What is counselling?
Counselling is a 'talking therapy', and it offers a safe and confidential setting where you can explore and understand feelings and experiences that may be causing you general unhappiness, distress or concern, and make choices and changes that you want to make.
It involves a working agreement (or contract) between yourself and your Counsellor, and rather than offer opinions or give advice, the Counsellor will listen in a deeply understanding way, and without judgement or criticism.
Counselling is about enabling you to find your strengths and solutions for moving forward, so it does require openness and commitment. Whilst the Counsellor works alongside you, they do not provide a 'fix' or 'cure'.
There are different forms of counselling, yet the aim or purpose is often the same, such as enabling you to enhance your life, your relationships with others, and overall sense of wellbeing.
Why do people come for counselling?
There are many reasons why people come for counselling, such as bereavement, general unhappiness or dissatisfaction with life, recent or historical abuse, family and relationship issues, mental health issues, ill-health and disability, stress, confidence and self-esteem issues.
Perhaps the most important reason is that you feel you need it, and if something is bothering you it can be helpful to talk to someone who will listen and understand your perspective or experience. Many people really benefit from counselling.
How do I know if you are a qualified Counsellor?
I am listed on a register that has been accredited by the Professional Standards Authority, and only Counsellors that have been vetted and approved are on this register. You can view my details on the National Counselling Society website.
Are you a member of a professional body?
I am a registrant member of the National Counselling Society (NCS), and I work within their Code of Ethics. I am also subject to their complaints procedure currently in force.
How do I know if you are the right Counsellor for me?
I offer an introductory appointment in the first instance, and this provides an opportunity to establish if we could work well together. At this same appointment, we will talk a bit about counselling, your reasons for seeking counselling, and your personal aims.
If either of us decide that I am not the right Counsellor for you, I can offer details of others, or you can browse the established Counsellor sites, such as the Counselling Directory or Welldoing Directory.
What happens in an individual counselling session?
In an individual counselling session, we will always start where you want to start, and I offer a welcoming and relaxed space where you can be yourself, can talk in an open and honest way, and feel heard and understood.
As a Person-Centred Counsellor, I place an emphasis on feelings and emotions (I trust that addressing feelings and emotions leads to healing and change), yet we may also explore life events, your relationships, and patterns of behaviour.
Exploring feelings and emotions can be difficult, yet there are many creative ways of doing this, such as through the use of art materials, photos, writing, and even referring to images or metaphors.

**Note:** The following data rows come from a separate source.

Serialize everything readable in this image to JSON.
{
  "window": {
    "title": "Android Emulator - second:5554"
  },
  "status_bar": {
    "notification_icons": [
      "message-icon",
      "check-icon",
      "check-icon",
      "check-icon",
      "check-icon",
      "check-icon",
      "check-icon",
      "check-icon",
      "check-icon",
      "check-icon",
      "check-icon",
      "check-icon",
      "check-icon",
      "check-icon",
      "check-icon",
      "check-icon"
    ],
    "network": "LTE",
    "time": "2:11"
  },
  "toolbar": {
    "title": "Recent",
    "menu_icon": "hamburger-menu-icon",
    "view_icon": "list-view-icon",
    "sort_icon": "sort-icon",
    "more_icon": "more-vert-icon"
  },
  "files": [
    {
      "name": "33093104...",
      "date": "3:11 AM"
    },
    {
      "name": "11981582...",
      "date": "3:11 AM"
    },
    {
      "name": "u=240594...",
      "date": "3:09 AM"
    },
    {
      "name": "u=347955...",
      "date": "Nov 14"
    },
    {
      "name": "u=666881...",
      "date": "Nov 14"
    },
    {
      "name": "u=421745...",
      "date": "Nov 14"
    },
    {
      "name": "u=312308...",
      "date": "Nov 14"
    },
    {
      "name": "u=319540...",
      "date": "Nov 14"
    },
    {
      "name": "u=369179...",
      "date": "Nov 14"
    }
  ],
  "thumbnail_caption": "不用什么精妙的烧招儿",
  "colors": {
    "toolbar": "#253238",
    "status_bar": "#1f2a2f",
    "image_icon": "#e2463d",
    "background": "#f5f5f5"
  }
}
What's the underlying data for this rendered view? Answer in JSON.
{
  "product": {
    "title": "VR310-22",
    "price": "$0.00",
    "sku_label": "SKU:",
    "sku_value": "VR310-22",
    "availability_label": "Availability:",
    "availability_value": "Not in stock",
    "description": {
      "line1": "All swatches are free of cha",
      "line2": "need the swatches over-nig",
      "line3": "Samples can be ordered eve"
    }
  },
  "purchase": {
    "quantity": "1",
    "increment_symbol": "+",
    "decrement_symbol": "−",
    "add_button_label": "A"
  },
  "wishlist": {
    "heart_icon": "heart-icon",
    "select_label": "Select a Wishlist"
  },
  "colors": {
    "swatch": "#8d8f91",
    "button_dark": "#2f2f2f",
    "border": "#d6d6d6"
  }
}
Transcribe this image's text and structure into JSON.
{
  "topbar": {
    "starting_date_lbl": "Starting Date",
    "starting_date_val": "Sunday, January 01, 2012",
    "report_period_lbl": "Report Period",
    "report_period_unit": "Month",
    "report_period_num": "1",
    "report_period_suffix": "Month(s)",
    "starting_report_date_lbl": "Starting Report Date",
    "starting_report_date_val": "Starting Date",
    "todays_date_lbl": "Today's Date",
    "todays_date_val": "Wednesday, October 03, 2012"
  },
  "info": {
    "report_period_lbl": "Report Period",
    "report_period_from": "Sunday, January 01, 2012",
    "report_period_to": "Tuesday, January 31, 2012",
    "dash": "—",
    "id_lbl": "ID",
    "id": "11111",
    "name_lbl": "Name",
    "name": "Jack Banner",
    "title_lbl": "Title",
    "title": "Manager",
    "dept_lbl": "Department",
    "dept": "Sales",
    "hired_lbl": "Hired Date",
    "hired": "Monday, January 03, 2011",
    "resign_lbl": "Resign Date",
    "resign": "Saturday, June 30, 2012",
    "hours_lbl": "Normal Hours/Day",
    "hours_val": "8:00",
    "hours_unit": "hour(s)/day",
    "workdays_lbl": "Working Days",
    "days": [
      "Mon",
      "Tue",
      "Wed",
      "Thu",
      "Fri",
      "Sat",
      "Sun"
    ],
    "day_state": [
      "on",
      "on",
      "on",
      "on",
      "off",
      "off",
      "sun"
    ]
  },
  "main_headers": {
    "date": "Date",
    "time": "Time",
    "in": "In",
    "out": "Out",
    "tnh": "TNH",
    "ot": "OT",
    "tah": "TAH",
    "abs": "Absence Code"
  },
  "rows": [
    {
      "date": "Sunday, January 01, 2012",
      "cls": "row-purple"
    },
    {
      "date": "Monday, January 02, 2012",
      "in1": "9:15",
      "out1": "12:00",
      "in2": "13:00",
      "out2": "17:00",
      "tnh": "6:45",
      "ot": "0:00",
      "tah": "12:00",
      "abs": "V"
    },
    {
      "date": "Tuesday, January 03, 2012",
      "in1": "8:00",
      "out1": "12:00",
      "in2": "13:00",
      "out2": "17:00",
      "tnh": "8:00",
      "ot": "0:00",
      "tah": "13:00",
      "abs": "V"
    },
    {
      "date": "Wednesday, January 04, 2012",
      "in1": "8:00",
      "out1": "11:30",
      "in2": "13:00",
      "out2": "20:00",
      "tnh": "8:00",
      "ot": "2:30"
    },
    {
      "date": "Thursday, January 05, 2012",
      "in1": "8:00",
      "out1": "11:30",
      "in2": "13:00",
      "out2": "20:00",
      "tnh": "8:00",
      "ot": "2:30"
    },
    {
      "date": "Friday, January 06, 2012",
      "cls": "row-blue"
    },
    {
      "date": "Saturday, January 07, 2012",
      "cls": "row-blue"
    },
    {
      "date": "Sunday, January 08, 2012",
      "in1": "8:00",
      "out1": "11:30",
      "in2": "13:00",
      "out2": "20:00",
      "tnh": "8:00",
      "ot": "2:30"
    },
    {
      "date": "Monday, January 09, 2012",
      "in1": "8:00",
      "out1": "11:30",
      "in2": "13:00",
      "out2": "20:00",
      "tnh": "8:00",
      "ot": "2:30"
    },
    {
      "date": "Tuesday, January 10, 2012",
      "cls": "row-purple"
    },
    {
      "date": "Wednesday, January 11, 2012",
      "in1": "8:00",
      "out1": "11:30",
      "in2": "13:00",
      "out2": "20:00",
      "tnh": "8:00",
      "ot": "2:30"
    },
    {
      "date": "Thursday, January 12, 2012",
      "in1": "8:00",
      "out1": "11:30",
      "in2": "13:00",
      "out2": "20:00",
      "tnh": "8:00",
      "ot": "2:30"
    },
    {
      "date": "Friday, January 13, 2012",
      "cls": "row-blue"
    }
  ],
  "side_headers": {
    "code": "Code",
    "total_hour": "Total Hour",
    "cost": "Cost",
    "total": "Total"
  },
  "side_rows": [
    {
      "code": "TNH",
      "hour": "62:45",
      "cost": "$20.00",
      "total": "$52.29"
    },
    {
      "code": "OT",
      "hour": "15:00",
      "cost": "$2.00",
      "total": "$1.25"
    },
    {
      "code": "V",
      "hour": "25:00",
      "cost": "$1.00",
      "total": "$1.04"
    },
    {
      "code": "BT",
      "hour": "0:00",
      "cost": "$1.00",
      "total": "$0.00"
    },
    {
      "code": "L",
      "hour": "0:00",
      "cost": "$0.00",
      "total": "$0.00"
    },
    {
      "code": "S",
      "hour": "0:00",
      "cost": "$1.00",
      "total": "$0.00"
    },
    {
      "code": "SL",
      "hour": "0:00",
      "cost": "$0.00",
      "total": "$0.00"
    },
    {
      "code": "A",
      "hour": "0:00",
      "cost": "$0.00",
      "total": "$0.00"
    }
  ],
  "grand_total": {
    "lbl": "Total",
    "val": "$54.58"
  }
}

At times I will challenge what I hear to enable you to reflect, or see things in a different way, yet this will always come from a place of support and genuineness, rather than criticism, judgement or blame.
We will spend an hour together, unless we have agreed an extended session. There will be time near the end of the session to reflect on what we have explored together.
How do you work with couples and families?
I can work with you from the age of 18, and I encourage an environment where you can talk, observe, and listen to one another. As the Counsellor, I will listen, respect and respond to everyone's experience, as opposed to 'take sides'.
We will have an hour and 30 minutes together, unless we have agreed an extended session. At the start of each session, everyone will have the opportunity to say what they would like to talk about, and an agenda will be set from this.
To aid communication, I may take on the role of mediator/translator, comment on what is happening in the room, and offer the opportunity to practice ‘speaker’ and ‘listener’.
My counselling areas include communication difficulties, trust issues, mental health issues, ill-health and disability, bereavement and loss, separation and divorce.
What are your counselling fees?
Individual appointments are charged at £40 for 1 hour, and couple and family appointments are charged at £50 for 1 hour 30 minutes. I do offer concessions, so if finances are a concern for you, please speak to me about this.
How many sessions will I need?
The number of sessions depends on the nature of our work, however, I suggest an initial 6 sessions, with a review at session 6 to establish whether it's helpful to continue, pause, or stop altogether.
Short-term counselling is 6-12 sessions, and I also offer long-term counselling. All counselling work is reviewed on a regular basis.